Brian Becker and John Kiriakou, co-hosts of Sputnik Radio's Loud & Clear, spoke to Peter Ford who served as the British ambassador to Syria from 2003 to 2006. Ford, a supporter of the Assad government and frequent critic of the British support for anti-Assad rebel groups, discussed what will become of various factions now that the war is reaching its final stages.
Up first: Daesh and other Islamist militant groups. Ford reminds Becker and Kiriakou "Many of the fighters were foreigners. Many have been killed, many have fled borders into Iraq and Jordan, and the remaining probably number only about ten thousand in all. Not many of them will be fit for reabsorption into Syrian society, but there are other groups [such as] the al-Nusra Front, the al-Qaeda affiliate which is probably as powerful as Daesh and which controls the Idlib province up in the Northwest. They're mostly Syrian, and they will be an even harder nut to crack. They will crack, but it's going to take a big push."
But even if Daesh and its affiliate groups are doomed, they're far from the only opponent of the Syrian regime. An uneasy ceasefire between Assad loyalists and Syria's Kurdish minority has held in the past few months, but eventually they will meet, said Ford. "It's unlikely that the government will turn its guns on the Syrian Kurdish Peshmerga but we're approaching something of a crisis point in that regard in eastern Syria, where both the Syrian Kurds and the government forces are heading east, mopping up the remnants of [Daesh.] There is scope for clashes there. The Kurdish areas represent about 23 percent of the territory, there's no way the Syrian government would acquiesce on that part breaking off from Syria.
"Basically, the Syrian Kurds want to be a part of a unitary Syrian state," he went on to say. "But in days gone by, the Syrian government was rather clumsy dealing with their Kurds. I think at the end of the day there will be some form of limited autonomy for the Kurds within Syria… [the Kurds] want just more autonomy, which they are likely to be granted. They don't want to join their Kurdish brethren elsewhere in Independence."
"I think it's correct that the Kurds leading a fight to recover Raqqa from Daesh are trying to put cards into their own hands to be used in the final showdown at the negotiating table, where I do believe the Syrian government will make concessions in terms of the teaching of Kurdish language in schools in the area, the granting of identity documents, and other grievances that the Kurds have held."
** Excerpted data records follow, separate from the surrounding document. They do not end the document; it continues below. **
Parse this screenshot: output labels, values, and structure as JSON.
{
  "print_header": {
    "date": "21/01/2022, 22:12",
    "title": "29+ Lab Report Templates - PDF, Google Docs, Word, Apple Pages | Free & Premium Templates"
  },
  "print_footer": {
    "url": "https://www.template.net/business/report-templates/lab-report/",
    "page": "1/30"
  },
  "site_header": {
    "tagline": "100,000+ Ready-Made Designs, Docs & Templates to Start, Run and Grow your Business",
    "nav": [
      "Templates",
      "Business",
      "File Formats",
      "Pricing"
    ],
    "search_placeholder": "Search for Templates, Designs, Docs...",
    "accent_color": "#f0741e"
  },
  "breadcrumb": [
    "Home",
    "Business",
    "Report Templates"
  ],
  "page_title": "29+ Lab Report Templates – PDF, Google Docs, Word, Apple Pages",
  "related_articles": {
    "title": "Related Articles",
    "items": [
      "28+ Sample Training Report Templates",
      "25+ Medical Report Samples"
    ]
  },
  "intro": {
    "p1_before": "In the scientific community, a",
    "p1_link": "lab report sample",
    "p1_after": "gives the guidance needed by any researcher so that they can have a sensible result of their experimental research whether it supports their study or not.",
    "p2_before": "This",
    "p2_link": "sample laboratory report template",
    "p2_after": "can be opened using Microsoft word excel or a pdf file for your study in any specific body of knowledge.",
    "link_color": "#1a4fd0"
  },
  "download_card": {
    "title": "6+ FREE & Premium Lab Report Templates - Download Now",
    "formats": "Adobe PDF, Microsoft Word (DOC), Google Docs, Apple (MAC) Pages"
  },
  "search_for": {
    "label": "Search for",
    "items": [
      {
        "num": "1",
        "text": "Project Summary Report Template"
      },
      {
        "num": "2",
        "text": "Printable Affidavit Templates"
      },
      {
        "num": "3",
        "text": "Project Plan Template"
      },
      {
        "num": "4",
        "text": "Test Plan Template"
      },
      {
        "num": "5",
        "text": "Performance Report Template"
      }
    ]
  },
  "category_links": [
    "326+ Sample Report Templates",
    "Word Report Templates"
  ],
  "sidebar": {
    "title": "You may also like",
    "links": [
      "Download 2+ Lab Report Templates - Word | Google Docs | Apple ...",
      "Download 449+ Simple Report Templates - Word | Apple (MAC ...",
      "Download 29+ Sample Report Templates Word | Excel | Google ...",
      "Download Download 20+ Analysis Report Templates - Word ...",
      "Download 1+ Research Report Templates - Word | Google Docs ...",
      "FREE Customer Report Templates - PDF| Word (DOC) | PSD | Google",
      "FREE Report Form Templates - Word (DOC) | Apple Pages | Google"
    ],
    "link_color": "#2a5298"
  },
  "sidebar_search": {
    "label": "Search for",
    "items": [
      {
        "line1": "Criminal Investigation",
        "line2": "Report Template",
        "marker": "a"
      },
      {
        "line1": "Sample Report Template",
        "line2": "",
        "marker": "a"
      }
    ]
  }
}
Syria's northern neighbor Turkey has also been heavily involved in the civil war, supporting anti-Assad Sunni rebel groups that are on the verge of capitulation. "Turkey's options are limited," Ford said. "I think they will realize that some very limited measures of autonomy for the Kurds are the least bad option for them and things could have been a lot worse for them."
Assad is Alawite, a Shiite ethnic minority, but the majority of Syria's Muslim population are Sunnis. Some have expressed concerns that the Sunnis could face persecution in a post-war Syria for opposing Assad, but Ford dismissed the possibility. "Remember that about half the Syrian government army is Sunni, and the Sunni population is spread all over the country. Therefore the question of the reinsertion of Sunnis into society is a nonquestion, and already we've been seeing the movement of the internally displaced back to the areas of origin. These are largely Sunnis anyway."